Optimum protein concept for piglets
Creep feed specialist Tuck Box Ltd have introduced two new creep
diets – Optimiser and Maximiser – to cover piglet growth
during the critical post-weaning stage. The diets mark a new approach
to creep feeding – what the company terms “The optimum
“It is easy to overload protein during the early stage in
a pigs life and this can result in scouring and poor growth,”
commented nutritional director David Wilby. However, he points out
that simply reducing protein is not the answer since pigs will still
not achieve their genetic potential for fast growth.
A key part of the optimum protein concept is achieving the correct
balance between essential amino acids lysine, methionine, threonine
and tryptophan. The diets have been specially formulated to achieve
“We believe the optimum protein concept for baby pigs is
the way forward to maximise feed intake and growth, to help minimise
stress, reduce the amount of slurry production and the amount of
nitrogen in the slurry resulting in less waste and more profit,”
said David Wilby.
What is optimum protein?
Increasing the availability of essential amino acids allows crude
protein levels in diets to be reduced while maintaining an adequate
supply of essential amino acids – the so-called ‘building
blocks of protein”. The reduction of crude protein reduces
nitrogen excretion, water consumption and urine excretion as well
as benefiting the health of the pig by reducing the incidence of
diarrhoea and the formation of toxic compounds such as ammonia.
How is optimum protein achieved?
There is a daily amino acid requirement. Tuck Box is including supplementary
forms of the four limiting amino acids, namely lysine, methionine,
threonine, and tryptophan to achieve the correct levels and ratios
in the final diet.
Lysine and methionine are well-known essential amino acids, which
have to be supplied through the feed as synthesis cannot be undertaken
by the pig. Threonine, although less well known, is also an essential
amino acid. Besides its requirement for protein synthesis it plays
a specific role in the digestive function and in the immune function
via its contribution to immunoglobin synthesis.
Tryptophan is one of the newer supplementary amino acids, which
like lysine, methionine and threonine has to be supplied through
the feed as it cannot be synthesised by the pig. Growing pigs need
tryptophan for protein deposition and also for various metabolic
Unlike lysine, which is mostly used for protein deposition (weight
gain), tryptophan is involved in various metabolic pathways including
appetite regulation.
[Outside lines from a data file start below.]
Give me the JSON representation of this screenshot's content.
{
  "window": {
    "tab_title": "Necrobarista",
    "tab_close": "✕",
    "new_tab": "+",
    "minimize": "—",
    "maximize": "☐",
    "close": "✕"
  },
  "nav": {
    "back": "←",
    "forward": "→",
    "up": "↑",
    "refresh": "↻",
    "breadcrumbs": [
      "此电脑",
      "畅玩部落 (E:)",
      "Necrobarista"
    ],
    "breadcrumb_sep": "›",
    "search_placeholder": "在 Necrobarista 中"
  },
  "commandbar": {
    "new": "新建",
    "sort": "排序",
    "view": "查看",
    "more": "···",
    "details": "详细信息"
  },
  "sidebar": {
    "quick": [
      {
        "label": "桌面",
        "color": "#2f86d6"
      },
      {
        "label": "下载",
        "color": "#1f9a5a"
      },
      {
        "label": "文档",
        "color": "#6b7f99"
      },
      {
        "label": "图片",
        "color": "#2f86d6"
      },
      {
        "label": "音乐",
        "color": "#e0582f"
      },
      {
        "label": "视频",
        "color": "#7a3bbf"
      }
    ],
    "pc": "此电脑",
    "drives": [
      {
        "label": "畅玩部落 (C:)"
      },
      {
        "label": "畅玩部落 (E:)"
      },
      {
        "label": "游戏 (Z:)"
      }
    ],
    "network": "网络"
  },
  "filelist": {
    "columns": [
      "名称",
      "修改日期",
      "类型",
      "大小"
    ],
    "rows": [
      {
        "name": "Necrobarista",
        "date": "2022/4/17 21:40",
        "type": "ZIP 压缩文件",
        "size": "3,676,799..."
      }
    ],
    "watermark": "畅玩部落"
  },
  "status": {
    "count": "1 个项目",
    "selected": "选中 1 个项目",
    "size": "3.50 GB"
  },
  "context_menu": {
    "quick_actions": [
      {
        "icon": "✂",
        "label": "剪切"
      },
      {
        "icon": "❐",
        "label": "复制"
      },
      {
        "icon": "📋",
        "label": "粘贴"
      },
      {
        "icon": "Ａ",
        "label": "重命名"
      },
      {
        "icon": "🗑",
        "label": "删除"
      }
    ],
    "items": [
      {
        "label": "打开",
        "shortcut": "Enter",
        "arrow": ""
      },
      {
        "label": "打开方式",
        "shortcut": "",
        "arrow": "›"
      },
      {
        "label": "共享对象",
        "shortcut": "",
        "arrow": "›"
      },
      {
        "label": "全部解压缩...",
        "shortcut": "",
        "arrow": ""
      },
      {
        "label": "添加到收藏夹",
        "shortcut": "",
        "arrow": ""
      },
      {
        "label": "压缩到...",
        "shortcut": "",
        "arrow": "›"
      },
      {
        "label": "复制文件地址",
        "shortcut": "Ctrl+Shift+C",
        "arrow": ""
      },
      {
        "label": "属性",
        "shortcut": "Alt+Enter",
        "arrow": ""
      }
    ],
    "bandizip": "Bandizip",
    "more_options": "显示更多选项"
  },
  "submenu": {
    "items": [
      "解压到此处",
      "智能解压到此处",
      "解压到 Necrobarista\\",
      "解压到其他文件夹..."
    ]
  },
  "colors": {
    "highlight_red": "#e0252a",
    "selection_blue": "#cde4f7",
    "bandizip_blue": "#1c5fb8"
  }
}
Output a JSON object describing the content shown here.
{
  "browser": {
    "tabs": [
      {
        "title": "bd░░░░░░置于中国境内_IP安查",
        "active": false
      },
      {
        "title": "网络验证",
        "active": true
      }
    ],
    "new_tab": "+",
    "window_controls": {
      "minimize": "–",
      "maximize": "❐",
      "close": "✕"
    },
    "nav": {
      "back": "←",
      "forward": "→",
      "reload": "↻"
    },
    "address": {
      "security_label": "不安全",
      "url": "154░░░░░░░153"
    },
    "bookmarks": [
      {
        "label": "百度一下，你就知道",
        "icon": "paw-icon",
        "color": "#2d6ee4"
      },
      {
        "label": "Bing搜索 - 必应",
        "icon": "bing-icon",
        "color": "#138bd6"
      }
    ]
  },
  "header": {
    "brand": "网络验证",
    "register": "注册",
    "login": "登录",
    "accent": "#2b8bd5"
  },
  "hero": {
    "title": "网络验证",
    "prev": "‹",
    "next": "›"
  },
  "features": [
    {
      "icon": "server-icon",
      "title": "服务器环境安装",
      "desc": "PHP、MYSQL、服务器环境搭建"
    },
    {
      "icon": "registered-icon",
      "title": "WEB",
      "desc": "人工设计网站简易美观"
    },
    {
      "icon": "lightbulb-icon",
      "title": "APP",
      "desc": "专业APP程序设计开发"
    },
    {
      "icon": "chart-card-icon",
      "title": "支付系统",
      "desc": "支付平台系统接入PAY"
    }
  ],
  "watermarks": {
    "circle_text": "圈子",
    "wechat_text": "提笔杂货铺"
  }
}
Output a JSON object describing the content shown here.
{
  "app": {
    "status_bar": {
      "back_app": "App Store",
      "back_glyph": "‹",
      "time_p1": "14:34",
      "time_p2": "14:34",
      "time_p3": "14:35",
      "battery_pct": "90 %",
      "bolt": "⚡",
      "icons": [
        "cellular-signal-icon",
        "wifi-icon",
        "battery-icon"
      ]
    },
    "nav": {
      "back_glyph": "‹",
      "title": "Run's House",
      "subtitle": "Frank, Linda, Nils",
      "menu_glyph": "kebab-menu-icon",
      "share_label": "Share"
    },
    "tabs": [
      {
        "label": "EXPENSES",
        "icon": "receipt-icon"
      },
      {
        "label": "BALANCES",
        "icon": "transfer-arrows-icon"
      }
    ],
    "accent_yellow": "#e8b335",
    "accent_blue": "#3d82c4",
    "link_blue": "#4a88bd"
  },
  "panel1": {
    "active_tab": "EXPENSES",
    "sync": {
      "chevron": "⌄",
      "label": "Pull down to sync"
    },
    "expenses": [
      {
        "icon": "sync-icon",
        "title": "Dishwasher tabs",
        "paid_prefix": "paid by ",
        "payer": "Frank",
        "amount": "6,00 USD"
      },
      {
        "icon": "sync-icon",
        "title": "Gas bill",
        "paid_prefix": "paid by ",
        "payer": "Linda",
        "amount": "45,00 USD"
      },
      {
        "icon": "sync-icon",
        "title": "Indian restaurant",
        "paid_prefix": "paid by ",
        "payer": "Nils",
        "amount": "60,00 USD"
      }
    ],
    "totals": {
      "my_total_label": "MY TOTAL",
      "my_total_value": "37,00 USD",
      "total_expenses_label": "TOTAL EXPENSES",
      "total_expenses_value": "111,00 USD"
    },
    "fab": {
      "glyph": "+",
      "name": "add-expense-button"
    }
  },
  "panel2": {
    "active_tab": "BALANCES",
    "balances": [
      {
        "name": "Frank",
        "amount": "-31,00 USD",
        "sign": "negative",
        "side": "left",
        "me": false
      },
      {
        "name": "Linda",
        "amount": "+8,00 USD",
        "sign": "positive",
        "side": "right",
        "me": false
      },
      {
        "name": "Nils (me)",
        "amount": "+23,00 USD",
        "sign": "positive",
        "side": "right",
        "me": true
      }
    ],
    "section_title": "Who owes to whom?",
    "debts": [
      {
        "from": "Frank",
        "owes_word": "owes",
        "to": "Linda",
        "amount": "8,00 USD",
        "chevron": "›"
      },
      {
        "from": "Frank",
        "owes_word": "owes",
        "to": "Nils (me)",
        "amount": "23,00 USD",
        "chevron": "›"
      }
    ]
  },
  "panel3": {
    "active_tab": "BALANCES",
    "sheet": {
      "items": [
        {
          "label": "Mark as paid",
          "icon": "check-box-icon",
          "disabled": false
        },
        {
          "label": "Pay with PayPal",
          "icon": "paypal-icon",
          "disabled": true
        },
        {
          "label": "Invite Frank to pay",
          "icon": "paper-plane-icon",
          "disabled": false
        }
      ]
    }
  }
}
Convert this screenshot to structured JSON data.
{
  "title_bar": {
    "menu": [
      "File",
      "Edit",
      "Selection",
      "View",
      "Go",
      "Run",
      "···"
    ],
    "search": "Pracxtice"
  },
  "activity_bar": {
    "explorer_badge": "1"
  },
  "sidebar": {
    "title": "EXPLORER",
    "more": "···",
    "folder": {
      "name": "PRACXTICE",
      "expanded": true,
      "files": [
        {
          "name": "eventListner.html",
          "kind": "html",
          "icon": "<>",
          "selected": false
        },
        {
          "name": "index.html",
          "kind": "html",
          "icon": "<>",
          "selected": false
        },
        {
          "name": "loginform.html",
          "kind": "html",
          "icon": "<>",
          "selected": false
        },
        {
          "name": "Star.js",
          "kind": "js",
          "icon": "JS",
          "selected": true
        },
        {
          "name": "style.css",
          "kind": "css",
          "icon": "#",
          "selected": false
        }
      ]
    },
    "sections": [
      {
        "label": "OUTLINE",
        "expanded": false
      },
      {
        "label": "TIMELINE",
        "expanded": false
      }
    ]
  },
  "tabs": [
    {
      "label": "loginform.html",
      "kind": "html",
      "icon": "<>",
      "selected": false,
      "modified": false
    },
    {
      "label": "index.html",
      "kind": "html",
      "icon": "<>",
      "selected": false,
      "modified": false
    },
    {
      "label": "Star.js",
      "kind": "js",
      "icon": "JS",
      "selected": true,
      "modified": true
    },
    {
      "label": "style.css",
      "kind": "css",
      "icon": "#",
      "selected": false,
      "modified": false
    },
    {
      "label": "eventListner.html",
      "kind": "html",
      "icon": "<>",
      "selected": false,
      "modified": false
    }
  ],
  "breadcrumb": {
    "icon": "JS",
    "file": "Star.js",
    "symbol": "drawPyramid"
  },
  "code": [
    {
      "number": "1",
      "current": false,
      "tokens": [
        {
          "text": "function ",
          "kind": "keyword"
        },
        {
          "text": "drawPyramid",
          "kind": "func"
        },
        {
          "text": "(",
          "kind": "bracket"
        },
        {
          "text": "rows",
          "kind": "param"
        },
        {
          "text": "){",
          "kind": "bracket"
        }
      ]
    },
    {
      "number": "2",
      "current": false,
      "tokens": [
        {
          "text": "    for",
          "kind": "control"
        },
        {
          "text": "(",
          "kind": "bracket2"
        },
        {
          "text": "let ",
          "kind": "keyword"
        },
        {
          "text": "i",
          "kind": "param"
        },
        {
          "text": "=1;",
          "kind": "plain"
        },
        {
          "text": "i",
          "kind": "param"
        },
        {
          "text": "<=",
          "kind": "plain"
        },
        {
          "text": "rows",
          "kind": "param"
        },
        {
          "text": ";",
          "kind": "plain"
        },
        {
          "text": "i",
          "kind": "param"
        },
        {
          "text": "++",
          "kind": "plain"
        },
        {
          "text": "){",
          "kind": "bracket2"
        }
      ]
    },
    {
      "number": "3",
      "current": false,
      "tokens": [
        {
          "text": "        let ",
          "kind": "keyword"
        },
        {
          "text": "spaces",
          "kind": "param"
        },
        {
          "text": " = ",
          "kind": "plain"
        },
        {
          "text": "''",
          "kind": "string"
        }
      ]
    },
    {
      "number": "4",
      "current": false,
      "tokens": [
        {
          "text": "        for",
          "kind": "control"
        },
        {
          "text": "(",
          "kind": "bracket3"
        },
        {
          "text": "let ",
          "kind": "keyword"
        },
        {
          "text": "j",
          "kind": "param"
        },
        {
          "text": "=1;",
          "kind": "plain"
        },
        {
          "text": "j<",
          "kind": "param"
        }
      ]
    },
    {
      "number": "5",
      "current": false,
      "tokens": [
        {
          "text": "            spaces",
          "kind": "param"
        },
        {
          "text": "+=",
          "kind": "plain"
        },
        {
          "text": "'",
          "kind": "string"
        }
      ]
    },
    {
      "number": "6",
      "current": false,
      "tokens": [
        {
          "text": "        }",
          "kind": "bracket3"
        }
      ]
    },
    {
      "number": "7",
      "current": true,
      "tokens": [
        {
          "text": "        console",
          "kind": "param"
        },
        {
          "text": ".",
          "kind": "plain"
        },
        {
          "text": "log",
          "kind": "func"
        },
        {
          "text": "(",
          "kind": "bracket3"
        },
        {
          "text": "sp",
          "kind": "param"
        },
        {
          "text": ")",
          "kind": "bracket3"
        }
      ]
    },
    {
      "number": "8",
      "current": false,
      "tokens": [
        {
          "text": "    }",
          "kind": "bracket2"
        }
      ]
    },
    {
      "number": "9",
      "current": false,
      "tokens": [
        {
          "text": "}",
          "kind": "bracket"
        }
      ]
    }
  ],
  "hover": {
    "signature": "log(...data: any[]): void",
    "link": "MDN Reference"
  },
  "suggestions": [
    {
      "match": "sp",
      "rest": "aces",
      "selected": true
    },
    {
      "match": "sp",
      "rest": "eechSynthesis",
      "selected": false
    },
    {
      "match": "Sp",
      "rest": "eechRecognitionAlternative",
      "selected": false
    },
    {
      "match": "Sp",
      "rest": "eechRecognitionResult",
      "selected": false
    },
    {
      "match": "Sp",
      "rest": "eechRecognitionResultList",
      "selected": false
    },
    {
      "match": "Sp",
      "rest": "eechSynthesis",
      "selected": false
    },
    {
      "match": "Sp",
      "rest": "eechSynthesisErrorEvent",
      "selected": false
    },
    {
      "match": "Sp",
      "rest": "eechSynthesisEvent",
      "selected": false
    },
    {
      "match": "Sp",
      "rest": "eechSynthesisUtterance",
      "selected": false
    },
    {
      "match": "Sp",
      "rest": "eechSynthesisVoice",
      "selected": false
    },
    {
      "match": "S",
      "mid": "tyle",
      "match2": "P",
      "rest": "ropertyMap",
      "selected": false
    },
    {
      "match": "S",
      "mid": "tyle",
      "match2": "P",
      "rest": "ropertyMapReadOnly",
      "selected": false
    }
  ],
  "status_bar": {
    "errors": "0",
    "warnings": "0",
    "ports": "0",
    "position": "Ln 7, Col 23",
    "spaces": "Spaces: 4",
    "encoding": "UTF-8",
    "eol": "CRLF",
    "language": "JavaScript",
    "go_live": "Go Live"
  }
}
A tryptophan:lysine ratio is usually around
18 per cent for piglet growth but increased growth is easily obtained
by increasing this ratio to over 22 per cent.
In addition to enhancing body protein deposition, tryptophan is
likely to stimulate appetite, which in turn increases feed intake
and growth rate.
Optimum protein diets
The increased knowledge of essential amino acid requirements linked
to lower nitrogen levels has enabled Tuck Box to launch their two
new diets, which are supplied as 2mm pellets. Optimiser is designed
to be fed from 3-9 kg liveweight while Maximiser is fed from 7–
15 kg liveweight.
Although diets formulated to essential amino acid requirements,
are lower in crude protein, they have higher levels of digestible
amino acids in a supplementary form and these are highly available
to the pig.
This results in less surplus protein to be metabolised and excreted,
so less energy is wasted.
The inclusion of organic acids, Anticol and organic selenium,
in conjunction with the optimum protein concept helps to reduce
digestive stress, enhances the immune system and has a beneficial
effect on normal intestinal functions.
These diets contain no antibiotic growth promoters, but David
Wilby says producers can expect the following benefits:
- Higher feed intakes – higher growth rates
- Less stress
- fewer digestive upsets
- Cleaner pigs
- Reduced slurry production
- Lowers ammonia emissions
- Help in complying with NVZ restrictions
- More profit